Besides achieving the biomass power target, India has also almost achieved the target of 5 GW of installed capacity from the small hydropower projects. At present (till July 31), the installed capacity is about 4.8 GW. The identified potential in India for power generation from small hydropower projects is about 21.13 GW at 7133 sites. The rest of the target is also expected to be completed by the end of 2022 as many projects are in various stages of implementation.
In its report in March 2021, the parliamentary panel had recommended to the MNRE to “expedite the process of formulation of the Small Hydro Power Scheme on priority basis and get it approved”. “Targets may be set in a manner that would harness the available potential of 21.13 GW power in small hydropower sector in a given time frame,” it had said.
The committee had also discussed another small component of India’s renewable power capacity, waste-to-energy, which is yet to find large-scale acceptance. The MNRE had told the panel that in the previous 4 years, except for one year, the target for setting up waste-to-energy projects was met. The ministry also recounted steps taken to ensure the achievement of waste-to-energy projects.
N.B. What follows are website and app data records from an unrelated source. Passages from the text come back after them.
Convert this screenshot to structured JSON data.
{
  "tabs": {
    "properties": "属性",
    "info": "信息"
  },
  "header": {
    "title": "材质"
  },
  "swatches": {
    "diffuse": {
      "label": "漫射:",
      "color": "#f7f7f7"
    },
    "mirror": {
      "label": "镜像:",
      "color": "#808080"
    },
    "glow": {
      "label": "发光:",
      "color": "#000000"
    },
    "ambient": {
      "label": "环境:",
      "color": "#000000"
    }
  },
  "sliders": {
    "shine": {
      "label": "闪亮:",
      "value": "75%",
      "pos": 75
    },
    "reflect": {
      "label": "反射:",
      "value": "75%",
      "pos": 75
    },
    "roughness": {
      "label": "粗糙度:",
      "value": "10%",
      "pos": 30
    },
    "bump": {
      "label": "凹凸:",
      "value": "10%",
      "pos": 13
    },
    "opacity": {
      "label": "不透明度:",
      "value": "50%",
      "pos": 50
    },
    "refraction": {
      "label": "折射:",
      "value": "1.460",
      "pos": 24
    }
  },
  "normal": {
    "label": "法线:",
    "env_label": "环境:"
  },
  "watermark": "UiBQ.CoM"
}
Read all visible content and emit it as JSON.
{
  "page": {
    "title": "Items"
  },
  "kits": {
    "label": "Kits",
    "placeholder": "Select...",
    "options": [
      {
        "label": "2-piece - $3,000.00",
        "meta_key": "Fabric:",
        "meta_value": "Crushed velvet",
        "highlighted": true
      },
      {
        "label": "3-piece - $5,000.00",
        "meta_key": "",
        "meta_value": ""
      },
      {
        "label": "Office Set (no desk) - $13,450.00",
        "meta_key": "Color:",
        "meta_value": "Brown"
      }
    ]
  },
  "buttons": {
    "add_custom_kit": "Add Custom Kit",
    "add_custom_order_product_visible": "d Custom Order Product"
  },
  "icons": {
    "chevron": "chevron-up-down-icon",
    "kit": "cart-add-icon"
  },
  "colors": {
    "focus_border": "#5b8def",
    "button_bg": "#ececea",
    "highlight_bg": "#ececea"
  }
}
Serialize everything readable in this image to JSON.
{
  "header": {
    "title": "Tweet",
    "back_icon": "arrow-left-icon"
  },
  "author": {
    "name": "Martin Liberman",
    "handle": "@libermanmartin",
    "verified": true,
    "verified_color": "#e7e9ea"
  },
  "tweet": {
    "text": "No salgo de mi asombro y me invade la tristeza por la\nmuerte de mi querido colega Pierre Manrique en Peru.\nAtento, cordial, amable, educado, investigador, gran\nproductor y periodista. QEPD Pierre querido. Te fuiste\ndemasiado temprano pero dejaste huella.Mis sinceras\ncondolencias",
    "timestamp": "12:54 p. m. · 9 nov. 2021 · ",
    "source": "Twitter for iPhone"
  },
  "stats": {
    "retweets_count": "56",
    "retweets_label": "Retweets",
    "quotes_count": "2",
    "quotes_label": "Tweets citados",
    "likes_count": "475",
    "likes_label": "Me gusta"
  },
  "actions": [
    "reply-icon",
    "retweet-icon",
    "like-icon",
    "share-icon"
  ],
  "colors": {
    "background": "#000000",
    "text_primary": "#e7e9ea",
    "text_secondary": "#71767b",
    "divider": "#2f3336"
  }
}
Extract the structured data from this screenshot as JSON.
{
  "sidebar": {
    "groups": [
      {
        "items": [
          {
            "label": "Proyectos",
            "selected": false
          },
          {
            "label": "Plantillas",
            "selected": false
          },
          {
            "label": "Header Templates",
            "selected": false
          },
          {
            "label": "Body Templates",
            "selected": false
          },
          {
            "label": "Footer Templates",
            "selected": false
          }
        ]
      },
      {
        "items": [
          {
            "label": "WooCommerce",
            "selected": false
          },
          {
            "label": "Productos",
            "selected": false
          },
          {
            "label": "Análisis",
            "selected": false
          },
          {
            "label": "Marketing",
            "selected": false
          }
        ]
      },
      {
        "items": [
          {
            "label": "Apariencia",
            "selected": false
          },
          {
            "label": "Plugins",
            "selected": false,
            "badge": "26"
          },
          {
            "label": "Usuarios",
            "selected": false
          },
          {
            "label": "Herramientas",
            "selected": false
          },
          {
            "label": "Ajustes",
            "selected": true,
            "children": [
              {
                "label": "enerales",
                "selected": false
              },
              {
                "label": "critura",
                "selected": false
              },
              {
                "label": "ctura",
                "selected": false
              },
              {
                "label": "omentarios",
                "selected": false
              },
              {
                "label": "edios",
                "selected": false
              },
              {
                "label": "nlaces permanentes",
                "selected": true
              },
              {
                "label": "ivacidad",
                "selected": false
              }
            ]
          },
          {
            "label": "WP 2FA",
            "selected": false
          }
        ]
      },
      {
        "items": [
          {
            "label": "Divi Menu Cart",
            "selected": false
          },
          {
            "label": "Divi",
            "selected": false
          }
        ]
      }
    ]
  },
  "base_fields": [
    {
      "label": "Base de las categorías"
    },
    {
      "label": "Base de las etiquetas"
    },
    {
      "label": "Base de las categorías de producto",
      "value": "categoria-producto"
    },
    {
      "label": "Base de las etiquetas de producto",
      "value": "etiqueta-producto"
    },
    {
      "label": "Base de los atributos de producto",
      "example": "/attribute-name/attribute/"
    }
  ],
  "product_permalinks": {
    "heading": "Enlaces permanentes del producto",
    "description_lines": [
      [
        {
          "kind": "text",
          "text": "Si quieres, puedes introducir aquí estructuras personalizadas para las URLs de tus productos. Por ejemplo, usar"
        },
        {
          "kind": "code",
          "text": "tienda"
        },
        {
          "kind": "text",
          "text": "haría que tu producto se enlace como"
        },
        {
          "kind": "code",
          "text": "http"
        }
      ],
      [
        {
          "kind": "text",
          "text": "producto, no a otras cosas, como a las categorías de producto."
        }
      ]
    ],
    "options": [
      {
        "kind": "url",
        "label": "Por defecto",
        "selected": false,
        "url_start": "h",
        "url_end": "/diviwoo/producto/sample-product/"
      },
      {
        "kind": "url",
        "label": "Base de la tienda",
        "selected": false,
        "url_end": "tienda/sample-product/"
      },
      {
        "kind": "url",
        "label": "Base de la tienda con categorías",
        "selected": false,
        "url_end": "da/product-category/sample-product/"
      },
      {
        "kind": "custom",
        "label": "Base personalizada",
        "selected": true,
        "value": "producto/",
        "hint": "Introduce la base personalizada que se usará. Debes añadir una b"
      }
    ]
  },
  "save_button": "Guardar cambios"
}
It said it has undertaken a revision of waste-to-energy programme to include support for municipal solid waste based power projects to promote the installation of such plants, development of online portal to accept applications of availing central finance assistance online in order to make procedure easy and regular follow-up with developers for submission of requisite documents.
Adhia said, “Waste-to-energy solutions need to scale down from large scale centralised approaches (as was the case a few years back with municipal solid waste treatment plants) to more localised RWA centric applications, given the distributed nature of urban and town planning promoted under the Smart Cities mission.”
“Technological advancements can make waste and/or sludge-to-energy solutions more attractive when applied from ground-up,” he said.